__Web page and app entries__
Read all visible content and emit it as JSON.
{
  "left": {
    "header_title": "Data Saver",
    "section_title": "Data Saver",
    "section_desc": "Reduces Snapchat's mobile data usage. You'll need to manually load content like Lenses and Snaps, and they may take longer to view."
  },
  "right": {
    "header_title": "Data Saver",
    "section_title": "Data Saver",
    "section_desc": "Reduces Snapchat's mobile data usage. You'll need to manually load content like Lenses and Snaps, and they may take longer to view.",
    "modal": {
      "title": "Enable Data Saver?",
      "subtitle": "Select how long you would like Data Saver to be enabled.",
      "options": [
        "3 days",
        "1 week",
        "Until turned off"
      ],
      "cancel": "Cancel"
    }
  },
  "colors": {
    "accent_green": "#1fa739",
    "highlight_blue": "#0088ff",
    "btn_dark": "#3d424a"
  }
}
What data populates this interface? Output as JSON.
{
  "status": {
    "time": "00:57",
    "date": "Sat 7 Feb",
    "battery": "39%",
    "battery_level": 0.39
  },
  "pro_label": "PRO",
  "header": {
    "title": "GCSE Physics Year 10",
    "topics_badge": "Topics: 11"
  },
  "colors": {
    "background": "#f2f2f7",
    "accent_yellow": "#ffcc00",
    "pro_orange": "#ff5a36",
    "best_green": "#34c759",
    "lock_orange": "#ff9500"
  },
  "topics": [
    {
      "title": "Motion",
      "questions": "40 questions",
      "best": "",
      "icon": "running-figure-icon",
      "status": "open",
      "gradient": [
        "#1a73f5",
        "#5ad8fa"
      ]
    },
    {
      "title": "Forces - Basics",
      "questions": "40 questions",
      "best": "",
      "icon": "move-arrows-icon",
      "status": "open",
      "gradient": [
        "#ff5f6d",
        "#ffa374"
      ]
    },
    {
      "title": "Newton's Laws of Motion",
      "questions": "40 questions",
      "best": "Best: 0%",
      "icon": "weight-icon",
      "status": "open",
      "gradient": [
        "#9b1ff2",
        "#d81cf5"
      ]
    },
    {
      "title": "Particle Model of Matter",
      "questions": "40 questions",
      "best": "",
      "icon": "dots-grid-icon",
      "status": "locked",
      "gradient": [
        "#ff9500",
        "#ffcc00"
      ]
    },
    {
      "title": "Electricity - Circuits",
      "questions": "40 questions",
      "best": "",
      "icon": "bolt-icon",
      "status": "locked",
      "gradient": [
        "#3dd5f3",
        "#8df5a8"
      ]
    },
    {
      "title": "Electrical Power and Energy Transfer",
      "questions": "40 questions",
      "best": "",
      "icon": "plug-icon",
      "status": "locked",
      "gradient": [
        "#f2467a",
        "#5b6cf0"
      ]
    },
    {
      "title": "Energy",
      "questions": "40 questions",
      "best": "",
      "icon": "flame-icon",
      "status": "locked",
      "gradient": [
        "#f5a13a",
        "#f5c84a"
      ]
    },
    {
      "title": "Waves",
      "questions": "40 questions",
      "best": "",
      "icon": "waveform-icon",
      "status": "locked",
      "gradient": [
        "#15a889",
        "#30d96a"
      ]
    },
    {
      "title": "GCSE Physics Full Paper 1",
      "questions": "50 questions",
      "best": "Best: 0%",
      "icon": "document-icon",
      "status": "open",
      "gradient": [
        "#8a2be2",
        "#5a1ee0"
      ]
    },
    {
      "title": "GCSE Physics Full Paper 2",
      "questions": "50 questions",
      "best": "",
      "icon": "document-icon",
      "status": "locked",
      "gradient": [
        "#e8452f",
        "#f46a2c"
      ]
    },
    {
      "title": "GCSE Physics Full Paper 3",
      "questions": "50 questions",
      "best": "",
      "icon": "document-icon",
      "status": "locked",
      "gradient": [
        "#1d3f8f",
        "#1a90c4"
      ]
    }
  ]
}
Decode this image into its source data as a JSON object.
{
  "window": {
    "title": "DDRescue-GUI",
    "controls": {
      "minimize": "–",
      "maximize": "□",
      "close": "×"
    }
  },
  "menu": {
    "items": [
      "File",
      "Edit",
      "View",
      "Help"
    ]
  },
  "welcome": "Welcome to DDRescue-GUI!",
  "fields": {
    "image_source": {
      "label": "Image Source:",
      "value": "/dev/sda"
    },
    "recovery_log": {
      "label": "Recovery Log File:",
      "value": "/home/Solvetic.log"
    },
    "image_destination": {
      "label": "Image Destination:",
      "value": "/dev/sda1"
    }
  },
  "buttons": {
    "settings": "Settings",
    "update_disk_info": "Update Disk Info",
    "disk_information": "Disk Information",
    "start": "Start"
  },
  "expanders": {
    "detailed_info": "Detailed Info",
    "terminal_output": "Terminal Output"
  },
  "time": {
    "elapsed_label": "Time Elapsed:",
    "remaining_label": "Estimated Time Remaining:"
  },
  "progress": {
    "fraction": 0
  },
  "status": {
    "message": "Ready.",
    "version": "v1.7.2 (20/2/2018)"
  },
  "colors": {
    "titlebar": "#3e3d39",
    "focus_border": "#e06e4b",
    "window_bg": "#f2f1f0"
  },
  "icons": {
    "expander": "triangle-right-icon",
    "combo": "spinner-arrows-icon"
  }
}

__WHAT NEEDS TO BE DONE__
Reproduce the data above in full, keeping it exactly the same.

__TASK ANSWER__
Read all visible content and emit it as JSON.
{
  "left": {
    "header_title": "Data Saver",
    "section_title": "Data Saver",
    "section_desc": "Reduces Snapchat's mobile data usage. You'll need to manually load content like Lenses and Snaps, and they may take longer to view."
  },
  "right": {
    "header_title": "Data Saver",
    "section_title": "Data Saver",
    "section_desc": "Reduces Snapchat's mobile data usage. You'll need to manually load content like Lenses and Snaps, and they may take longer to view.",
    "modal": {
      "title": "Enable Data Saver?",
      "subtitle": "Select how long you would like Data Saver to be enabled.",
      "options": [
        "3 days",
        "1 week",
        "Until turned off"
      ],
      "cancel": "Cancel"
    }
  },
  "colors": {
    "accent_green": "#1fa739",
    "highlight_blue": "#0088ff",
    "btn_dark": "#3d424a"
  }
}
What data populates this interface? Output as JSON.
{
  "status": {
    "time": "00:57",
    "date": "Sat 7 Feb",
    "battery": "39%",
    "battery_level": 0.39
  },
  "pro_label": "PRO",
  "header": {
    "title": "GCSE Physics Year 10",
    "topics_badge": "Topics: 11"
  },
  "colors": {
    "background": "#f2f2f7",
    "accent_yellow": "#ffcc00",
    "pro_orange": "#ff5a36",
    "best_green": "#34c759",
    "lock_orange": "#ff9500"
  },
  "topics": [
    {
      "title": "Motion",
      "questions": "40 questions",
      "best": "",
      "icon": "running-figure-icon",
      "status": "open",
      "gradient": [
        "#1a73f5",
        "#5ad8fa"
      ]
    },
    {
      "title": "Forces - Basics",
      "questions": "40 questions",
      "best": "",
      "icon": "move-arrows-icon",
      "status": "open",
      "gradient": [
        "#ff5f6d",
        "#ffa374"
      ]
    },
    {
      "title": "Newton's Laws of Motion",
      "questions": "40 questions",
      "best": "Best: 0%",
      "icon": "weight-icon",
      "status": "open",
      "gradient": [
        "#9b1ff2",
        "#d81cf5"
      ]
    },
    {
      "title": "Particle Model of Matter",
      "questions": "40 questions",
      "best": "",
      "icon": "dots-grid-icon",
      "status": "locked",
      "gradient": [
        "#ff9500",
        "#ffcc00"
      ]
    },
    {
      "title": "Electricity - Circuits",
      "questions": "40 questions",
      "best": "",
      "icon": "bolt-icon",
      "status": "locked",
      "gradient": [
        "#3dd5f3",
        "#8df5a8"
      ]
    },
    {
      "title": "Electrical Power and Energy Transfer",
      "questions": "40 questions",
      "best": "",
      "icon": "plug-icon",
      "status": "locked",
      "gradient": [
        "#f2467a",
        "#5b6cf0"
      ]
    },
    {
      "title": "Energy",
      "questions": "40 questions",
      "best": "",
      "icon": "flame-icon",
      "status": "locked",
      "gradient": [
        "#f5a13a",
        "#f5c84a"
      ]
    },
    {
      "title": "Waves",
      "questions": "40 questions",
      "best": "",
      "icon": "waveform-icon",
      "status": "locked",
      "gradient": [
        "#15a889",
        "#30d96a"
      ]
    },
    {
      "title": "GCSE Physics Full Paper 1",
      "questions": "50 questions",
      "best": "Best: 0%",
      "icon": "document-icon",
      "status": "open",
      "gradient": [
        "#8a2be2",
        "#5a1ee0"
      ]
    },
    {
      "title": "GCSE Physics Full Paper 2",
      "questions": "50 questions",
      "best": "",
      "icon": "document-icon",
      "status": "locked",
      "gradient": [
        "#e8452f",
        "#f46a2c"
      ]
    },
    {
      "title": "GCSE Physics Full Paper 3",
      "questions": "50 questions",
      "best": "",
      "icon": "document-icon",
      "status": "locked",
      "gradient": [
        "#1d3f8f",
        "#1a90c4"
      ]
    }
  ]
}
Decode this image into its source data as a JSON object.
{
  "window": {
    "title": "DDRescue-GUI",
    "controls": {
      "minimize": "–",
      "maximize": "□",
      "close": "×"
    }
  },
  "menu": {
    "items": [
      "File",
      "Edit",
      "View",
      "Help"
    ]
  },
  "welcome": "Welcome to DDRescue-GUI!",
  "fields": {
    "image_source": {
      "label": "Image Source:",
      "value": "/dev/sda"
    },
    "recovery_log": {
      "label": "Recovery Log File:",
      "value": "/home/Solvetic.log"
    },
    "image_destination": {
      "label": "Image Destination:",
      "value": "/dev/sda1"
    }
  },
  "buttons": {
    "settings": "Settings",
    "update_disk_info": "Update Disk Info",
    "disk_information": "Disk Information",
    "start": "Start"
  },
  "expanders": {
    "detailed_info": "Detailed Info",
    "terminal_output": "Terminal Output"
  },
  "time": {
    "elapsed_label": "Time Elapsed:",
    "remaining_label": "Estimated Time Remaining:"
  },
  "progress": {
    "fraction": 0
  },
  "status": {
    "message": "Ready.",
    "version": "v1.7.2 (20/2/2018)"
  },
  "colors": {
    "titlebar": "#3e3d39",
    "focus_border": "#e06e4b",
    "window_bg": "#f2f1f0"
  },
  "icons": {
    "expander": "triangle-right-icon",
    "combo": "spinner-arrows-icon"
  }
}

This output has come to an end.